Once again it appears that airports are a test bed for nearly everything that will eventually trickle out into the general public. Whether it’s TSA VIPR teams on trains, or the emergence of biometric ID, the continuous reinforcement of an imminent and pervasive threat has people scrambling to give up their freedom for their ever-elusive security.
Although airport body scanners have been much maligned for their negative health effects from millimeter wave technology, as well as their thoroughly intimate invasion of privacy, it’s not stopping Los Angeles from rolling out a pilot program of the $60,000-per-unit scanners which began on Wednesday. Subway officials aim to process up to 600 people per hour in the (currently) voluntary screening:
The machines use sensors to scan a person as they walk through, searching for firearms and explosive compounds, said Dave Sotero, a Metro spokesman. Passengers don’t need to unload laptops or take off their jackets or shoes as the radio waves scan them to detect anomalies.
“It is specifically designed to test for mass-casualty threats,” Sotero said. “The technology enables the system to locate on the body where there is a potential threat, and it appears on a video screen.”
Metro is conducting the pilot program to evaluate the accuracy and capacity of the portable machines and determine if the scanners could become permanent fixtures in the Los Angeles transit system.
This is actually a program that has been ramping up behind the scenes for quite a while. The company supplying the scanners, Evolv, made news nearly one year ago when it was revealed that Bill Gates was funding their start-up into the scanner space.
As the Guardian reported at the time, it was not only LA that was being zeroed in on, there are other locations where we can expect a possible roll-out.
A startup bankrolled by Bill Gates is about to conduct the first public trials of high-speed body scanners powered by artificial intelligence (AI), the Guardian can reveal.
According to documents filed with the US Federal Communications Commission (FCC), Boston-based Evolv Technology is planning to test its system at Union Station in Washington DC, in Los Angeles’s Union Station metro and at Denver international airport.
Evolv uses the same millimetre-wave radio frequencies as the controversial, and painfully slow, body scanners now found at many airport security checkpoints.
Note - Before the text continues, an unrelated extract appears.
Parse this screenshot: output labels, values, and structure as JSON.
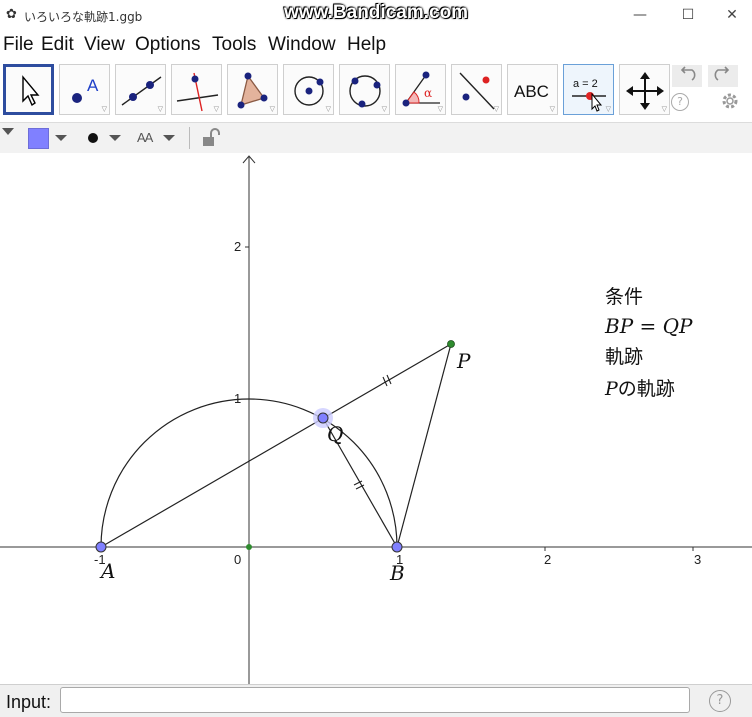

However, the new device can complete its scan in a fraction of second, using computer vision and machine learning to spot guns and bombs.
It is the speed of the system which is being touted as its greatest asset and, if true, will likely lead to widespread roll-out across transportation and other venues. Whereas people are accustomed to hours of travel time surrounding their airline visit; trains, buses and events need near-instantaneous processing to keep people docile enough to tolerate it.
Yet another bonus, as the Guardian notes, is the potential integration of bio-metrics which, as previously mentioned, is a trend that is gaining traction with new forms of security programs.
The scanner also has a camera that takes a photo of each person passing through, enabling facial recognition.
Because it promises to be faster and cheaper than existing millimetre-wave scanners, the new device could bring airport-level screening to venues that were previously difficult to secure.
Now would be the time for the traveling public to draw a line in the sand while public testing is underway and a pushback has a chance of being considered. Certainly the mentality of one traveler who was quoted in the most recent announcement is exactly what technocrats and the security industrial complex are looking for, but certainly should be cringe-worthy for anyone who truly values liberty:
“I think it is a good idea with everything that has been going on and ISIS,” passenger Jazmin Rosales, 29, said. “As long as it doesn’t take too long, at least you know you can feel safe.”
This article may be freely republished in part or in full with author attribution and source link.